What you need to do
Please go line by line through the material and copy each one containing the word "Domain".

Data shown
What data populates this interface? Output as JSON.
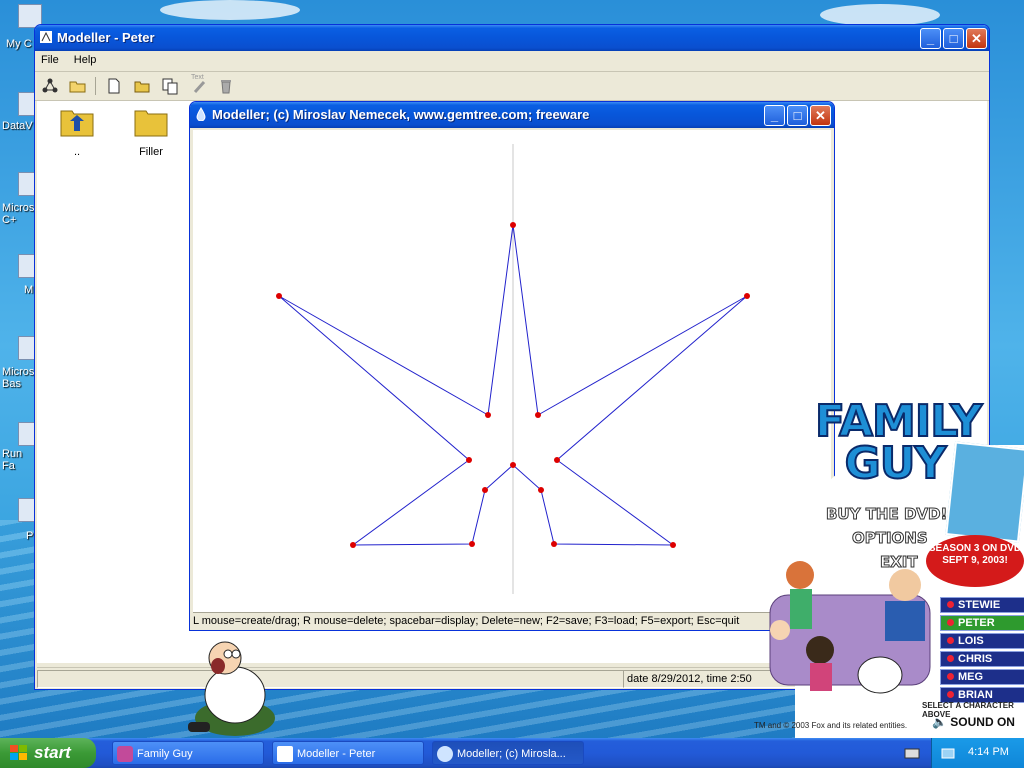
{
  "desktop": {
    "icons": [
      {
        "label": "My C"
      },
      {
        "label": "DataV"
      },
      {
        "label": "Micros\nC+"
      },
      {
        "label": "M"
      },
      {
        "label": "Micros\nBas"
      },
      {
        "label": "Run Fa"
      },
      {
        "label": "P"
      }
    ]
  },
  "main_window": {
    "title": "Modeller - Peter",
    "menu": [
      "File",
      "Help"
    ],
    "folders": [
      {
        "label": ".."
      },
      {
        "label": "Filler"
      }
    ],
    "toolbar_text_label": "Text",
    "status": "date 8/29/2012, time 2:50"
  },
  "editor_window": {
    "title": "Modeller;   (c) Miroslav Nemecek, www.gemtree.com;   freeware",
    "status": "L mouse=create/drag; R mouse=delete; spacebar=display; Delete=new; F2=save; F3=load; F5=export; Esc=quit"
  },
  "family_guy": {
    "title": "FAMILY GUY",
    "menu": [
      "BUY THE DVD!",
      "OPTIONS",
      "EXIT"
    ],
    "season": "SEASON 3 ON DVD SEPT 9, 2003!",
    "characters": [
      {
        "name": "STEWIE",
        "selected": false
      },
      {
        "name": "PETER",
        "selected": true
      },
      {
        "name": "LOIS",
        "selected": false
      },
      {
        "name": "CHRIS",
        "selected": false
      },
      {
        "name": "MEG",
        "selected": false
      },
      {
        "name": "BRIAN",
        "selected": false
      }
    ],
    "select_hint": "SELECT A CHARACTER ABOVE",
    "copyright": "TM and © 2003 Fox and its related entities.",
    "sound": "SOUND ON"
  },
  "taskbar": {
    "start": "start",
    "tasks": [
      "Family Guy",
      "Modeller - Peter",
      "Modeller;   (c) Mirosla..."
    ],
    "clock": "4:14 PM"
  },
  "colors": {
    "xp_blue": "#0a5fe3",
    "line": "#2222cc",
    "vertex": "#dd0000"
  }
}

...

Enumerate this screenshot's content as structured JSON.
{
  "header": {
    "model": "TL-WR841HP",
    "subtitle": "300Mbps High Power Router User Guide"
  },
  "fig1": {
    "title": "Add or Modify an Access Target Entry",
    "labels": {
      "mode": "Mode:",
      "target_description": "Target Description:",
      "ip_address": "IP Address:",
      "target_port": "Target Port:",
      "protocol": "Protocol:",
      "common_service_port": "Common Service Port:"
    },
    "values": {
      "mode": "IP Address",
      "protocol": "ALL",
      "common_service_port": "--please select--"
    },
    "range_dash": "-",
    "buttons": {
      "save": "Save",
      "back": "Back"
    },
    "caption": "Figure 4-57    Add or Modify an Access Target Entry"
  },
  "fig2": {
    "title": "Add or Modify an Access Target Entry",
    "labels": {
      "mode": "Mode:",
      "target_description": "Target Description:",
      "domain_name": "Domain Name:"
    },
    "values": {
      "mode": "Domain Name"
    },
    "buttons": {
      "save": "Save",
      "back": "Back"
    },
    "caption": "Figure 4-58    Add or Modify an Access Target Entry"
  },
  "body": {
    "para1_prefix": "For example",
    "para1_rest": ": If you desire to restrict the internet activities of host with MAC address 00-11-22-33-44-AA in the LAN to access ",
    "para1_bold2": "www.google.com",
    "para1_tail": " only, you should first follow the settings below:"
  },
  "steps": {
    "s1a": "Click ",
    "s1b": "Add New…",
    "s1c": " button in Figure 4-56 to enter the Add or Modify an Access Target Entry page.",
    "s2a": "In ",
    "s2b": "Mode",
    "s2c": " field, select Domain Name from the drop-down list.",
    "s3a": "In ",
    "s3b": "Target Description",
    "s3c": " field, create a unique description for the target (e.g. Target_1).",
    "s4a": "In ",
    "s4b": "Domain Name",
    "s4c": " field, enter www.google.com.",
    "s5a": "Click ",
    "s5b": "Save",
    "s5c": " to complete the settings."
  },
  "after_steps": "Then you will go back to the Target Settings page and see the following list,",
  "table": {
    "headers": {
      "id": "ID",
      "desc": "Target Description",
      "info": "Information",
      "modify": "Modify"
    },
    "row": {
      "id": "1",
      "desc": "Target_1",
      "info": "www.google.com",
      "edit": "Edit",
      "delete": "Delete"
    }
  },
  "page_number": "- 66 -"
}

Answer
      "domain_name": "Domain Name:"
      "mode": "Domain Name"
    "s2c": " field, select Domain Name from the drop-down list.",
    "s4b": "Domain Name",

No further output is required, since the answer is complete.